In the meantime I’m on to a new pair of socks – this time using a much brighter variegated yarn – while I find knitting relaxing, I much prefer working on lively colours rather than yarns without much contrast. The knitting seems to go faster when the pattern is strong and the colour changes are frequent.
I got a phone call from my sister Donna not quite two weeks ago – “You don’t happen to have a pair of men’s socks in your stash, do you?” I didn’t. However, I had just started another pair – was at the heel on the first sock so it was no problem making the foot long enough to fit a man’s foot. “What size shoe?” “The same as Ian’s (her husband).” So a man’s size 9 shoe – 60 rows from the end of the heel gusset to toe-off.
They’re a gift for a friend of hers so I’m charging. “My socks are $50 a pair….”
No pause – “Not a problem.”
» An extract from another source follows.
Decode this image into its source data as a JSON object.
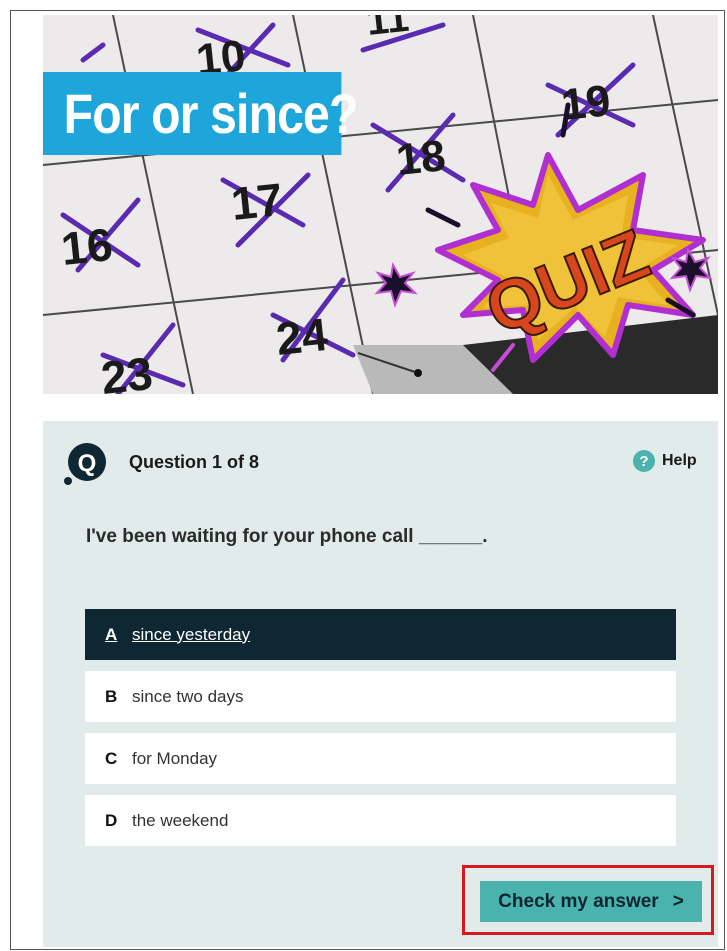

I knit a longer foot – 10 rows longer than I do for my generic women’s socks that fit size 7 1/2 – 8.
A Pair Of Men’s Socks
And now I’m knitting under pressure.
Donna is going away on the 18th so I have to have the socks done before that. There’s no putting my knitting aside in the evening to do anything else – the socks have to be finished before the 16th which is fast approaching.
Got the second toe completed last night – whew! I’ll deliver the socks tomorrow in time for them to be gifted before Donna leaves town.
That’s a relief and now I am on to more relaxed knitting and sewing and baking and whatever.
I hate working to deadlines – I have little trouble setting them for myself, but when they are external ones it sends my blood pressure up (probably not literally – I haven’t checked, though); I certainly feel the stress.
A month ago when I had shopped at Have A Yarn in Mahone Bay, I came home with a ball of Lang “Happy Stripes” Twin Soxx ombre sock yarn. You can see the colour gradation in the finished socks but it wasn’t really visible as I was working on them since the colour change is so gradual. The single repeat actually gets a lot lighter but the sock foot stops at 50 rows past the gusset because that’s all the socks need to fit someone wearing a size 7 1/2 – size 8 shoe.
Decided to use the striped yarn to complete the toe in order to get the lightest pattern repeat possible.
I have enough yarn left over to make a pair of legs – just have to find a complementary yarn so I can knit a full pair of socks!
A change from that last pair of unmatched socks . I enjoyed working on this pair – the pattern was interesting as it unfolded and while not a fan of green, in this context, I thought the colours were lovely.
The yellow cuff and heel contribute to the feeling of bright. I chose to just work the toe in the variegated pattern because I thought a yellow toe would have overpowered the rest of the sock.
And, as usual, I started a next pair as soon as the needles were empty.
Talking about needles – I happened to pick up a pair of Knitters Pride “Zing” aluminum double pointed knitting needles (2.5mm) a couple of weeks ago. I was leery of working with metal needles. But these are as light as the rose wood Knitters Pride “Cubics” I’ve been using for the past several years. Unlike metal needles of old, they slip stitches easily but don’t fall out! They’ve been very nice to knit with.